§ What the task asks:
Return every line from the records below with the string "value".

§ Information provided:
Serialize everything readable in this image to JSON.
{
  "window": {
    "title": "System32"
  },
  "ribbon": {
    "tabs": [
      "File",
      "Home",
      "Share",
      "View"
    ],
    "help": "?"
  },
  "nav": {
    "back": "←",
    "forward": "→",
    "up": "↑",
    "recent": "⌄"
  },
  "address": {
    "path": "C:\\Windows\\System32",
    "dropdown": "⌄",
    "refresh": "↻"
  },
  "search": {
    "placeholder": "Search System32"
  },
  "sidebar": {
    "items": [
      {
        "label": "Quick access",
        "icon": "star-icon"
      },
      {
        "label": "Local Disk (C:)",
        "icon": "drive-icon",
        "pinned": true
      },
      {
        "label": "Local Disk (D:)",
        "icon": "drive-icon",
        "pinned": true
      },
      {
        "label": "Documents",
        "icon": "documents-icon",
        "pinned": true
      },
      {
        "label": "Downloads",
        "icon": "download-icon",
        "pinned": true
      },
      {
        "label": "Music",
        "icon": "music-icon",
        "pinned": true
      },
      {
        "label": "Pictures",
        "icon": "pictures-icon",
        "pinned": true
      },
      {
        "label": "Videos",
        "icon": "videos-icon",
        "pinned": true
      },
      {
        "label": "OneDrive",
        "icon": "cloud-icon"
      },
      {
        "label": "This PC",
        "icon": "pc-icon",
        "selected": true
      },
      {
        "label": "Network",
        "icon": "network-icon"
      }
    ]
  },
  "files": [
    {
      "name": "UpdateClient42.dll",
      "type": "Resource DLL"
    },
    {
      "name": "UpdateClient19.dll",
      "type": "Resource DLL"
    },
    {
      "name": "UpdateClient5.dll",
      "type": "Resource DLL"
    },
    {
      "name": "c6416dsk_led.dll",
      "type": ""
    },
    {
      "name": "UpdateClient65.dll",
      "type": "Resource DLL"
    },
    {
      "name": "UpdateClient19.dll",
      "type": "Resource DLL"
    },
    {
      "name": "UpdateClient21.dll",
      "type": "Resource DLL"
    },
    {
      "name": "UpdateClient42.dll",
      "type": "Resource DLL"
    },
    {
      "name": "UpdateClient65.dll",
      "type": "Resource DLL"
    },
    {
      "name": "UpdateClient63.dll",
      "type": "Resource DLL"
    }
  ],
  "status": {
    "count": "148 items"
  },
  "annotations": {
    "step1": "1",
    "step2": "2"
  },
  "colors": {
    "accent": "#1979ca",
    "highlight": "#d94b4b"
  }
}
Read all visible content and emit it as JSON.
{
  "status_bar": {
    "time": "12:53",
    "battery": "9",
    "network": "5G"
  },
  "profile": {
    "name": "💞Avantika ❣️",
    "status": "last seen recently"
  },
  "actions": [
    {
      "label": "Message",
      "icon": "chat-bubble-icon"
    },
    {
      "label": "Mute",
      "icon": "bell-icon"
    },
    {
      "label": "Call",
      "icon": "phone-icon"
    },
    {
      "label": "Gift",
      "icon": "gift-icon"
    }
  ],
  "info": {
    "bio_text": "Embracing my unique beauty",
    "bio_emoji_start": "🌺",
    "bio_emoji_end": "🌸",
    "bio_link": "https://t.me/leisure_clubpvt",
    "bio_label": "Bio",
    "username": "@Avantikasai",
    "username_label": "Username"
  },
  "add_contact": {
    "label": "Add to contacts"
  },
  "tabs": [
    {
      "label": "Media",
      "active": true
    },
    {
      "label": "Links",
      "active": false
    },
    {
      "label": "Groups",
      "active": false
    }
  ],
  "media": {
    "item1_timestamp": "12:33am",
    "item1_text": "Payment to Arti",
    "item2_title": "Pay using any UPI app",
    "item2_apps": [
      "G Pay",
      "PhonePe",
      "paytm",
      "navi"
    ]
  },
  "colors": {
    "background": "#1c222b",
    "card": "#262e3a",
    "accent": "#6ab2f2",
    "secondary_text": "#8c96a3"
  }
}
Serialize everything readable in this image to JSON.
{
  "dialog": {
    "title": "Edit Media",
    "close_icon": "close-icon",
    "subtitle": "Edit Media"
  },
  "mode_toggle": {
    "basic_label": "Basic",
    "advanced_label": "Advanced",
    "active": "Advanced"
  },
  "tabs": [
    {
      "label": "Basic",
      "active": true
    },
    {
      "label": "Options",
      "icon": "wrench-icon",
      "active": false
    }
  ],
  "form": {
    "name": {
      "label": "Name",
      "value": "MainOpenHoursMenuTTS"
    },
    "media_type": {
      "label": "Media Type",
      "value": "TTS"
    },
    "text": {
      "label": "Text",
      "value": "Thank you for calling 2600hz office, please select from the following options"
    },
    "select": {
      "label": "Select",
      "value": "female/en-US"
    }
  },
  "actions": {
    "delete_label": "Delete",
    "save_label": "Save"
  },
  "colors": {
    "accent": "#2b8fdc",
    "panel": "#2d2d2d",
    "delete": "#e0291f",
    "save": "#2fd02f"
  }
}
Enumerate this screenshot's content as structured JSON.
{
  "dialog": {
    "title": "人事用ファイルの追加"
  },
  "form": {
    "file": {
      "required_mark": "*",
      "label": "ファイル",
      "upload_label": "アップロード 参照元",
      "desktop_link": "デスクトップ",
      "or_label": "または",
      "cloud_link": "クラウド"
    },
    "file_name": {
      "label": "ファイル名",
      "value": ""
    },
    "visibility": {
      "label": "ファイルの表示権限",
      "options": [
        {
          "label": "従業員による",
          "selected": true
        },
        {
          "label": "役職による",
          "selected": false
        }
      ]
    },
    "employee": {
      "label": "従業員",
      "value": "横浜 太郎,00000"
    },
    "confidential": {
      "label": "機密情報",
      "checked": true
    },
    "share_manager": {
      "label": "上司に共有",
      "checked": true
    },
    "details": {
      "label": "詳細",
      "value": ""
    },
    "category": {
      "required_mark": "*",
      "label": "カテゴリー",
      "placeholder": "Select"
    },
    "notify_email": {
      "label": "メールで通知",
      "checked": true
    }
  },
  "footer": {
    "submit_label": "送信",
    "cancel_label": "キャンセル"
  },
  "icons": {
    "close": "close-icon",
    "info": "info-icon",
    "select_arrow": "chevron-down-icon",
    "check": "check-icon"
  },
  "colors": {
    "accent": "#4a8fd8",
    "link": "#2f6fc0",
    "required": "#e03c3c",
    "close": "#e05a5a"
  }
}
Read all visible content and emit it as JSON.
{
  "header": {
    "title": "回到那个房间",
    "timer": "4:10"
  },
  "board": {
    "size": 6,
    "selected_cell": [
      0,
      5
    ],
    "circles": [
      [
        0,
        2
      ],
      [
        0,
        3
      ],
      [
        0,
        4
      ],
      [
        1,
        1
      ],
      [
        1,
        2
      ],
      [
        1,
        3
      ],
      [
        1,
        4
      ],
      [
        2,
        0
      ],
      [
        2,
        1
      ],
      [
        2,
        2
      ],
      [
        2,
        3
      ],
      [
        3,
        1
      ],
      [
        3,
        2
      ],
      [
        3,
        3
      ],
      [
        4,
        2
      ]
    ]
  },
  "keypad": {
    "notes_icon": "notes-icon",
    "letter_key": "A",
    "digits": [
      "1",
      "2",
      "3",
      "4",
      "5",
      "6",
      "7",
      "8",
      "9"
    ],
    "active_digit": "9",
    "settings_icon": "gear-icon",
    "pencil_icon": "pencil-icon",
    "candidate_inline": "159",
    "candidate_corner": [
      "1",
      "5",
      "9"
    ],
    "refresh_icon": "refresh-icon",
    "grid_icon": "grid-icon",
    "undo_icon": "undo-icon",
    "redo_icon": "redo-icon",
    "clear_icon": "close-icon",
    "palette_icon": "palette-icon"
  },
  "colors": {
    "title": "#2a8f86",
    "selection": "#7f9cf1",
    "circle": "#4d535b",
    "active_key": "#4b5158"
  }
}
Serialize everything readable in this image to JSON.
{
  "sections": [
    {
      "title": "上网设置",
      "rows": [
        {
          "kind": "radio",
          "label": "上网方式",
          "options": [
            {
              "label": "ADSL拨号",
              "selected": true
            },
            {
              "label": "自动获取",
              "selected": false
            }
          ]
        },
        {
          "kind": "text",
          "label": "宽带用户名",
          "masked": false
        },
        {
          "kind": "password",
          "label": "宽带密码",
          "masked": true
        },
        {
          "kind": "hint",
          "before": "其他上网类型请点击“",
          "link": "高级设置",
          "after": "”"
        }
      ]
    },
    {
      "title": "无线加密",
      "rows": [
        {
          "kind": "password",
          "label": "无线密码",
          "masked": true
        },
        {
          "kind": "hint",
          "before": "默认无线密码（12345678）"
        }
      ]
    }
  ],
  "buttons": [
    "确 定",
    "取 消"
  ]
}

§ Response to this task:
      "value": "MainOpenHoursMenuTTS"
      "value": "TTS"
      "value": "Thank you for calling 2600hz office, please select from the following options"
      "value": "female/en-US"
      "value": ""
      "value": "横浜 太郎,00000"
      "value": ""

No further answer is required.